Agenda Setting is even more conspicuous than the two terms we have mentioned before. It is a process of giving a certain theme over incidents that happens in a coverage area. By using materials that are sensitive to society, journalist can properly “put in ideas on people’s head”. For example, research shows that a single exposure on a violent crime-related news can heightened people’s fear of being victimized, which then gave the idea that violent crime is a very important issue (“Media Effects”).

One of the most attractive issue on priming and agenda setting is the LA Times anti-Israel Propaganda. In the join the boycott website, there are enough reasons to make visitors of the site hate the LA Times. According to the website, the boycott is due the intolerable bias on news coverage relating Israel-Palestinian ‘endless’ debacle. Furthermore, it shows that LA times has done all of the three forbidden acts of journalism we have addressed before. This situation also applies to the case of New York Times v. Sullivan in which the Times has set up a political agenda about Black community to vote.

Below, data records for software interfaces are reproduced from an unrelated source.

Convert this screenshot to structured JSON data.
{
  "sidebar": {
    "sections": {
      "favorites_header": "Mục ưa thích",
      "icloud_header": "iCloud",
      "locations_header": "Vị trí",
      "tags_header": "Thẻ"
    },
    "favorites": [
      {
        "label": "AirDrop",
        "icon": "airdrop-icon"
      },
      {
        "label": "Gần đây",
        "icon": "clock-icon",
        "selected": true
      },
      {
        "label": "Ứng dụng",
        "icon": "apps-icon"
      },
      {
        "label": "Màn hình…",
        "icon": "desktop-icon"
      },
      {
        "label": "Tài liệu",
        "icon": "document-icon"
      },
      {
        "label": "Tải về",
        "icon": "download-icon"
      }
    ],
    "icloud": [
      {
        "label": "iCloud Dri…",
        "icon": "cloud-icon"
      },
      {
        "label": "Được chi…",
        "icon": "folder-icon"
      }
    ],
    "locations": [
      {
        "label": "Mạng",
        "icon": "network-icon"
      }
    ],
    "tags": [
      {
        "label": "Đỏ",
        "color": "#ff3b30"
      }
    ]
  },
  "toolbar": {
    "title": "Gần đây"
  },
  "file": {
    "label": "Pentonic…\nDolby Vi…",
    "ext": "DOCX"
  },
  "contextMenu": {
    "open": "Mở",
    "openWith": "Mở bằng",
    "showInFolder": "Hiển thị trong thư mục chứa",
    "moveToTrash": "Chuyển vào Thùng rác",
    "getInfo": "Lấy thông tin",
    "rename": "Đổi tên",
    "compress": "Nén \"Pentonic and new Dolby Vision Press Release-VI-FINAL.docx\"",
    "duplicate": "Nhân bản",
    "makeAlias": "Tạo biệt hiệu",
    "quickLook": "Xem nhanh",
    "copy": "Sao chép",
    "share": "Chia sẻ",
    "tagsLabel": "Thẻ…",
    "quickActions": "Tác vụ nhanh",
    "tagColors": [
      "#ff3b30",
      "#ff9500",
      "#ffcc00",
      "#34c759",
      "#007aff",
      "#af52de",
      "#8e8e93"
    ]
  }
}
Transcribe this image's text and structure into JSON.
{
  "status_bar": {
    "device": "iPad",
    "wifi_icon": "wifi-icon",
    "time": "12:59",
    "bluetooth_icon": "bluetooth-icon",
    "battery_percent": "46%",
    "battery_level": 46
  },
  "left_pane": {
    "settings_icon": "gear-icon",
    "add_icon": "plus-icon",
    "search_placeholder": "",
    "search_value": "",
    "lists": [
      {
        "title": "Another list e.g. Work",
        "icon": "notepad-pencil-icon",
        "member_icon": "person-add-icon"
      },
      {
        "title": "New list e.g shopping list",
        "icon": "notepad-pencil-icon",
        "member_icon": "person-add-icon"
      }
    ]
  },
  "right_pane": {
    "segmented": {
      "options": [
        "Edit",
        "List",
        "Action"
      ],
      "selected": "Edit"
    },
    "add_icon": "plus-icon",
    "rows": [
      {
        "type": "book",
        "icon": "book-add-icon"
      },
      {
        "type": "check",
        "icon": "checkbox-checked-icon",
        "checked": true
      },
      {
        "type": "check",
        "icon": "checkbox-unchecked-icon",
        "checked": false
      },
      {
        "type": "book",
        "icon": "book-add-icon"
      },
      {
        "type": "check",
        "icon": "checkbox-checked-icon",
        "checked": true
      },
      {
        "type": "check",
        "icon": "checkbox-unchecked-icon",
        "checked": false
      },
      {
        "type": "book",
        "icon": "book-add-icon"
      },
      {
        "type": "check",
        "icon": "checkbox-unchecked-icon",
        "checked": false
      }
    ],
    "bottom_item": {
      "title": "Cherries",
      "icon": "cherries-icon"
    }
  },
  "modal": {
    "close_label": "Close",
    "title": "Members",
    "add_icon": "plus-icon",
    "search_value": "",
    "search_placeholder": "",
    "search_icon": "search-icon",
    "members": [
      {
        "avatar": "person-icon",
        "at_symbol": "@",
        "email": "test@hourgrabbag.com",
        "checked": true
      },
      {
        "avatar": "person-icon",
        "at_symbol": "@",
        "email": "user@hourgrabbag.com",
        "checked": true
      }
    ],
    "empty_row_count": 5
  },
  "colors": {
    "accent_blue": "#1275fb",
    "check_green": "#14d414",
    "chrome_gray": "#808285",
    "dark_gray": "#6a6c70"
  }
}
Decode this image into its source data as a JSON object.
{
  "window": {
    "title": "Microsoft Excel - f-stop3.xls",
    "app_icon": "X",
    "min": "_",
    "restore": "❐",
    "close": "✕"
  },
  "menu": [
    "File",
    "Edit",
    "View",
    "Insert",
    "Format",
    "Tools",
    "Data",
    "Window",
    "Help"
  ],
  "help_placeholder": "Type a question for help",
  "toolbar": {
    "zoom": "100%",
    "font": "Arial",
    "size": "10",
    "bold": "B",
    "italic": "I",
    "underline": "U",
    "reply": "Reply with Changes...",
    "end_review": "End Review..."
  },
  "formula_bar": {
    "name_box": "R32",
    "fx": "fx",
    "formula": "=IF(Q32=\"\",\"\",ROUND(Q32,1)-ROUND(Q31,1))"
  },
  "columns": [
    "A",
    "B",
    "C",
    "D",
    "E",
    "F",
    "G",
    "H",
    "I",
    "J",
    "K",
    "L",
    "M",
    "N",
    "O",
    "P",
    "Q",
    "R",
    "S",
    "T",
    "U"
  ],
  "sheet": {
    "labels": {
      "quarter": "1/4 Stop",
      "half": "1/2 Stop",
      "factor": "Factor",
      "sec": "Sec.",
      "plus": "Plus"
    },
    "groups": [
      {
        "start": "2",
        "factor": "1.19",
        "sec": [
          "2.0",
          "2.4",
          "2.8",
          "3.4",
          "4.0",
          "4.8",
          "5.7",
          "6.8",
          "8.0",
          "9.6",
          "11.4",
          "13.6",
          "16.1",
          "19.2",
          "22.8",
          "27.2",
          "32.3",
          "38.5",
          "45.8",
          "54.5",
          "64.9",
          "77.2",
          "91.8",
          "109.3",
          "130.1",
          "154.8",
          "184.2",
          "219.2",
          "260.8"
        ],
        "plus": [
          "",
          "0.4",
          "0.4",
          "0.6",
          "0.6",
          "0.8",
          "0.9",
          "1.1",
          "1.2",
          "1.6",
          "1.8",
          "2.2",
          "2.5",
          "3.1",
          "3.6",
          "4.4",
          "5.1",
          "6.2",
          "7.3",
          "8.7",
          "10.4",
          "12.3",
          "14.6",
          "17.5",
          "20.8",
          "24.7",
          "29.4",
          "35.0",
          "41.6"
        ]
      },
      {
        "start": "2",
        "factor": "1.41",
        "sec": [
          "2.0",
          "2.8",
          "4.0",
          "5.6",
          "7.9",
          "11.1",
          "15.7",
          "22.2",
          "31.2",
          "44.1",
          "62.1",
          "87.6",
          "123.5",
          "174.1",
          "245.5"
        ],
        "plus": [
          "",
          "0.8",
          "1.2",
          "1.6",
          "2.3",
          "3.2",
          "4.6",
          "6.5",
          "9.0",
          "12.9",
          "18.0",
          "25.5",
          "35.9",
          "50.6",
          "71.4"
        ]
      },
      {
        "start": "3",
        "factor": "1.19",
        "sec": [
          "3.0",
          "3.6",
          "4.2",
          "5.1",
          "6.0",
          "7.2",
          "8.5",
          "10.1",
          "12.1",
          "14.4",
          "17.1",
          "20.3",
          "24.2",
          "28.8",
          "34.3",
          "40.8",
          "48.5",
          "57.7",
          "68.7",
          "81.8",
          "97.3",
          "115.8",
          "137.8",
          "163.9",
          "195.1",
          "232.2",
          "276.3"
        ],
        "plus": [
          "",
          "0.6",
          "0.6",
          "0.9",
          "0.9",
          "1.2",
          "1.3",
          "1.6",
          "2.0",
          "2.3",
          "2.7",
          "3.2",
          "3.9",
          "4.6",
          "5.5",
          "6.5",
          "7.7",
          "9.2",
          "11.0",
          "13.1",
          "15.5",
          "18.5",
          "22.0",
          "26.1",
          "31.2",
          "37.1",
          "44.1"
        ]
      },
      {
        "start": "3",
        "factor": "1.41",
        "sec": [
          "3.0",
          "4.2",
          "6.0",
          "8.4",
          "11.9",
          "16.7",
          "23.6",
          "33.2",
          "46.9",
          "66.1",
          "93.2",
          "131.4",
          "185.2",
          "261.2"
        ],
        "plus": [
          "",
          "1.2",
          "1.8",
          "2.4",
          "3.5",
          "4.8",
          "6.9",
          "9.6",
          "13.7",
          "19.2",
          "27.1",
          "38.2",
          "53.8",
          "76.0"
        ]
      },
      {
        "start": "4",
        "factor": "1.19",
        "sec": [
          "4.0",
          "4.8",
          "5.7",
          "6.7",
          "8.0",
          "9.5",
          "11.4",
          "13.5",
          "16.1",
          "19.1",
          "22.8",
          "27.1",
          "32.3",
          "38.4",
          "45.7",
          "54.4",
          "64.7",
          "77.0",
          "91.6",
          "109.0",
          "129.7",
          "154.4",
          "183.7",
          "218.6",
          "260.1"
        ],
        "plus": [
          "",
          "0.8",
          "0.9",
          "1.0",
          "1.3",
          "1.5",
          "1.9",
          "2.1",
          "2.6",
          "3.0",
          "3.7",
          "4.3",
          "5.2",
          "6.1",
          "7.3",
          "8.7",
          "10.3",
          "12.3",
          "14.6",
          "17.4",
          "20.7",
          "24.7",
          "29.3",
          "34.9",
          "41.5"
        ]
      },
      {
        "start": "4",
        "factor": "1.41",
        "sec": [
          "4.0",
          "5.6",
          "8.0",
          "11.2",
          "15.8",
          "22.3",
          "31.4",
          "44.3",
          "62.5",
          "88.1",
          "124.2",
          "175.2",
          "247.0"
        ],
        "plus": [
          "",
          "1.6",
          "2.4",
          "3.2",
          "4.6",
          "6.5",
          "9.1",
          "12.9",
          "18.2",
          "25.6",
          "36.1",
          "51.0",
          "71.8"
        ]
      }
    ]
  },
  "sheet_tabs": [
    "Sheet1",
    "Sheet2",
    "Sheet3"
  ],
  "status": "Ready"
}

  1. Conclusion

The role of media in our society is unbelievably important. Truthful coverage is always a worthy achievement. Politics does not come in the form of campaigns, elections, and the affairs of big government, but also the press as mind setters of the society.

Furthermore, the new ruling, in effect since the case of New York Times v. Sullivan to this day, favors media to expose the misdeeds conducted by politicians or public figures in which the new ruling enables media to cover politicians aggressively without fear of lawsuits.

However, the audiences still have absolute control to choose what they want or do not want to value what journalists distinguish as important. Nevertheless, the psychological implications of framing, priming and agenda setting are less significant. The existence of a picture and the atmosphere of the language can be a gentle but powerful way to alter opinions to the preferred direction.


Goldman, Jerry. “New York Times v. Sullivan.” OYEZ. 2004. Retrieved April 2, 2005 <>

 “How Public Is the NPR?” Retrieved March 19, 2005 from <>

Iyengar, Shanto. “Media Effects.” 1998. Retrieved April 2, 2005 from

“LA Times Israel anti-propaganda Watch.” 2004. Retrieved April 2, 2005 from <>

London, Scott. “How Media Frames Political Issues.” 1993. Retrieved April 2, 2005 from <>

Pulle, Matt. “Don’t Kill the Messenger.” Nashville Scene. 2005. Retrieved April 2, 2005 from <>

U.S. Supreme Court. “New York Times v. Sullivan.” Retrieved April 2, 2005 from <>

New York Times v. Sullivan Essay